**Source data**
════════════════════
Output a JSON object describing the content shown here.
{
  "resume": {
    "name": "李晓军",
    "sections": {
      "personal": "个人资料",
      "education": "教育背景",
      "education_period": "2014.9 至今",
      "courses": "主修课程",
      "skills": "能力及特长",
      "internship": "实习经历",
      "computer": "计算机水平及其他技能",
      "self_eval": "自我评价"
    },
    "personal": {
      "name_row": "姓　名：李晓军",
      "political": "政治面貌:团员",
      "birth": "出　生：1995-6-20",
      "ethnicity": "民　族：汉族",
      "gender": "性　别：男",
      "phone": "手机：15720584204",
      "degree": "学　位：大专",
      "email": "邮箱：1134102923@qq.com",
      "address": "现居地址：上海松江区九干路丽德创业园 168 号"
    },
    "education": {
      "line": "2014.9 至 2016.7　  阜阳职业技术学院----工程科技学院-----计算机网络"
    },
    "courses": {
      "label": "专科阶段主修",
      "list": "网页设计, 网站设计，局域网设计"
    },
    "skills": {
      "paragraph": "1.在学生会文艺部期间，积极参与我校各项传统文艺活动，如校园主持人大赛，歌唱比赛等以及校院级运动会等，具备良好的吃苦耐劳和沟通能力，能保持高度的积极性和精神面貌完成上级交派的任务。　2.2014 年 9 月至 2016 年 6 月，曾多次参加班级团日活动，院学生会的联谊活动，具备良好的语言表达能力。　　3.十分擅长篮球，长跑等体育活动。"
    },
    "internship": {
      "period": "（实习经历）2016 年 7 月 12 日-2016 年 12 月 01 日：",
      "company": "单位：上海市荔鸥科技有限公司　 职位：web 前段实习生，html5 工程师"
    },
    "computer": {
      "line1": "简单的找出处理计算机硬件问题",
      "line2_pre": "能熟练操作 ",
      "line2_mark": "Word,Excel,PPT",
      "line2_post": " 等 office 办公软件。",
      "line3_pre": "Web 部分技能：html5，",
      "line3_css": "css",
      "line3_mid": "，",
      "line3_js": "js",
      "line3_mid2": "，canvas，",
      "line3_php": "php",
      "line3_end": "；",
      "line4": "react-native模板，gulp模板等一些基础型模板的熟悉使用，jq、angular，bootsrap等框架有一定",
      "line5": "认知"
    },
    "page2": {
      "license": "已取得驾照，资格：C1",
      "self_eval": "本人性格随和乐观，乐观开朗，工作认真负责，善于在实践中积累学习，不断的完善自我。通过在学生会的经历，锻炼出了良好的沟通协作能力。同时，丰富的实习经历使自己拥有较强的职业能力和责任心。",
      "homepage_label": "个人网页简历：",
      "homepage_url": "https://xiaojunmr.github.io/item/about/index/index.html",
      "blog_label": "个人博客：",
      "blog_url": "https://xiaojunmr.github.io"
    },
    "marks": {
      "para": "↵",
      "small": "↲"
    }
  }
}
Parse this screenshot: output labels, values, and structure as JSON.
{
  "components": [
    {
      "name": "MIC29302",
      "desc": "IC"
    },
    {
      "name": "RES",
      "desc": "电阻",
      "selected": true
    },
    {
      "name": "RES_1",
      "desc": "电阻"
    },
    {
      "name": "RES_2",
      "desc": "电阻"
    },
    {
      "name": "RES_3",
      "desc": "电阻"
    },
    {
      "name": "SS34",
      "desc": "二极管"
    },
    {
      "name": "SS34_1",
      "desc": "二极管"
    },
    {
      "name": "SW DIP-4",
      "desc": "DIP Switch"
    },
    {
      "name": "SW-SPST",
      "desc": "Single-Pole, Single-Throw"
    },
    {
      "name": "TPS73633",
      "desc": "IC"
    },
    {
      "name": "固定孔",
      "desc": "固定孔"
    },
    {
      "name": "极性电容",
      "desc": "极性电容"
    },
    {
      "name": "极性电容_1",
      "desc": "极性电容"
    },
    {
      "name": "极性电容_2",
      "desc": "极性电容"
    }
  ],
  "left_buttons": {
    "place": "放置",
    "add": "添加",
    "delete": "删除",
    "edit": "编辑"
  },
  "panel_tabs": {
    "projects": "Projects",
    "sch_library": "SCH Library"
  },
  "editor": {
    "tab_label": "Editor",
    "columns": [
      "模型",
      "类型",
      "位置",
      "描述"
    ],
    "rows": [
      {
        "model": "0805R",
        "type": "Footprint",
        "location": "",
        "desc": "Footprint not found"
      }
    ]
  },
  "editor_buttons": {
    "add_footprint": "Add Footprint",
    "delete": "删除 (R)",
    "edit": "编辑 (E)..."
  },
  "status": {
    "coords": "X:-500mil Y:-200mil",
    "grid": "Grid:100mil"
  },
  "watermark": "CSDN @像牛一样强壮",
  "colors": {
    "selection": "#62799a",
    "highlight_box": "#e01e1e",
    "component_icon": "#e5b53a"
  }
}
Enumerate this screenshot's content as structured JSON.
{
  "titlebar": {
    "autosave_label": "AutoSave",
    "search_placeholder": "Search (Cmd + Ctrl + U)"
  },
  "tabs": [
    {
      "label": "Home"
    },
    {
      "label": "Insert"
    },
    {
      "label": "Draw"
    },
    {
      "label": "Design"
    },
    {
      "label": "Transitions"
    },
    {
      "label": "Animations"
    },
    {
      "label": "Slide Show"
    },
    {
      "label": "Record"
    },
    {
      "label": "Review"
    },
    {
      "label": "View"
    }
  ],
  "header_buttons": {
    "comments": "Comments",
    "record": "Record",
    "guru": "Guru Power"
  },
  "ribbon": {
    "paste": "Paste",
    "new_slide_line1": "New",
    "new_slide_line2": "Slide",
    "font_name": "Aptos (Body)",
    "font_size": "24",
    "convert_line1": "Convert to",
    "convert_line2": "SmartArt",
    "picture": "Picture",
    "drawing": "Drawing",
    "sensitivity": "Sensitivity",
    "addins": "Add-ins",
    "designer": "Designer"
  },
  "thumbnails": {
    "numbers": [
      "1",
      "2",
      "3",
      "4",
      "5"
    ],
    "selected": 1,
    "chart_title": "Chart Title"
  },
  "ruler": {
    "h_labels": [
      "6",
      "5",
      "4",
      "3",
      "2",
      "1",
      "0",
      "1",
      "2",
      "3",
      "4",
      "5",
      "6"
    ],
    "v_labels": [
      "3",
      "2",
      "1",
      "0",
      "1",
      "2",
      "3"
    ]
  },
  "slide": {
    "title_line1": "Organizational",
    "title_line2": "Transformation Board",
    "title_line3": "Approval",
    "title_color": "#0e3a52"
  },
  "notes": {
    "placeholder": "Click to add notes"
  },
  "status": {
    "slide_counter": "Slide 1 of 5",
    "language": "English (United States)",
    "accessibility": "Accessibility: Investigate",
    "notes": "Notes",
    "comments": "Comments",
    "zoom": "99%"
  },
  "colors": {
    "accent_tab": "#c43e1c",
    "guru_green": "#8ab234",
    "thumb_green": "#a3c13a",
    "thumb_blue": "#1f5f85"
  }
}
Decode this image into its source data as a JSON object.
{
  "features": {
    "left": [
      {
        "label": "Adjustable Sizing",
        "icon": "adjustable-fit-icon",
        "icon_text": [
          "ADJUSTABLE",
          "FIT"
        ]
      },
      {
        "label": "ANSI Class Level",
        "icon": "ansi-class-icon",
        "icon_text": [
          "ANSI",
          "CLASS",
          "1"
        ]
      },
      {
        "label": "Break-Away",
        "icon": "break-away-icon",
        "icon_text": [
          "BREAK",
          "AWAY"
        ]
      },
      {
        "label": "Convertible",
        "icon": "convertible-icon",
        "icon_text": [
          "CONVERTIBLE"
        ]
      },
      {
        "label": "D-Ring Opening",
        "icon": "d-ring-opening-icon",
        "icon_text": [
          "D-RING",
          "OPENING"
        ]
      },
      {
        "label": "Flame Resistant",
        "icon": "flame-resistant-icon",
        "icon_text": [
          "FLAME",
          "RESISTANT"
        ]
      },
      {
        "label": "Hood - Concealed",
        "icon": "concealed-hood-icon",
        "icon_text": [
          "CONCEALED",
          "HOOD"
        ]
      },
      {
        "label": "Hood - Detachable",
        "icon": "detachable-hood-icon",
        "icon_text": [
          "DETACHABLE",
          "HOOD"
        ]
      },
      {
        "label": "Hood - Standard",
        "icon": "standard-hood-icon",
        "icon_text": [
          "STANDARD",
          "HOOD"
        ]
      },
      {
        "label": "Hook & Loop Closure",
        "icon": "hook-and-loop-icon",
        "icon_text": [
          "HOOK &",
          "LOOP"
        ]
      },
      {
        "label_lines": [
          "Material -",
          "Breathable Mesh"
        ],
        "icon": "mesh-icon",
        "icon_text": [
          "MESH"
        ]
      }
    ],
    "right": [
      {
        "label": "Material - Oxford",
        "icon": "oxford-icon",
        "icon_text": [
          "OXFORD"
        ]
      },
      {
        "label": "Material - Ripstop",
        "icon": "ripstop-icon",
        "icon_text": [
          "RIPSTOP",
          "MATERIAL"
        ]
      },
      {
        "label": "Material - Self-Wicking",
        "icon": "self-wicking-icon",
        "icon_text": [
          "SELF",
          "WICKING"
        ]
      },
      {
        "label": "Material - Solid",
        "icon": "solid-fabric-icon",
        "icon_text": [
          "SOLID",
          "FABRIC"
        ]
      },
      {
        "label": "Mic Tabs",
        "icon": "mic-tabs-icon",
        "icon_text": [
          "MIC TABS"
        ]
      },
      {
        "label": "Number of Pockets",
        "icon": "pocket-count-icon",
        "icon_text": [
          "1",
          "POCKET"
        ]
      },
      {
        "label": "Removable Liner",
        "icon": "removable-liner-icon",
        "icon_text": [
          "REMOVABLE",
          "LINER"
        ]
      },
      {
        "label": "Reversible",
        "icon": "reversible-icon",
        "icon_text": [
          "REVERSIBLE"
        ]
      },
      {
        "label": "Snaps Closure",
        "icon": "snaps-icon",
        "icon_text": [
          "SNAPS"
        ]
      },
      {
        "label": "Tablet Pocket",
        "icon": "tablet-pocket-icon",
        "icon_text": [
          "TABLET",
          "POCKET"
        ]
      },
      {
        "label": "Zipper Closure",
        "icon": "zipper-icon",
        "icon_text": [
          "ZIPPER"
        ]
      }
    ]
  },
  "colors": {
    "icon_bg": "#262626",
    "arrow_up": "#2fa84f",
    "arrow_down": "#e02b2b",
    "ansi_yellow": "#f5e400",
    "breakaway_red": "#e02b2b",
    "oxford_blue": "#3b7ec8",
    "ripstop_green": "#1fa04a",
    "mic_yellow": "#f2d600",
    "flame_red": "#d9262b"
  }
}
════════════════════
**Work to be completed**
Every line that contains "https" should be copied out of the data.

**Exercise response**
      "homepage_url": "https://xiaojunmr.github.io/item/about/index/index.html",
      "blog_url": "https://xiaojunmr.github.io"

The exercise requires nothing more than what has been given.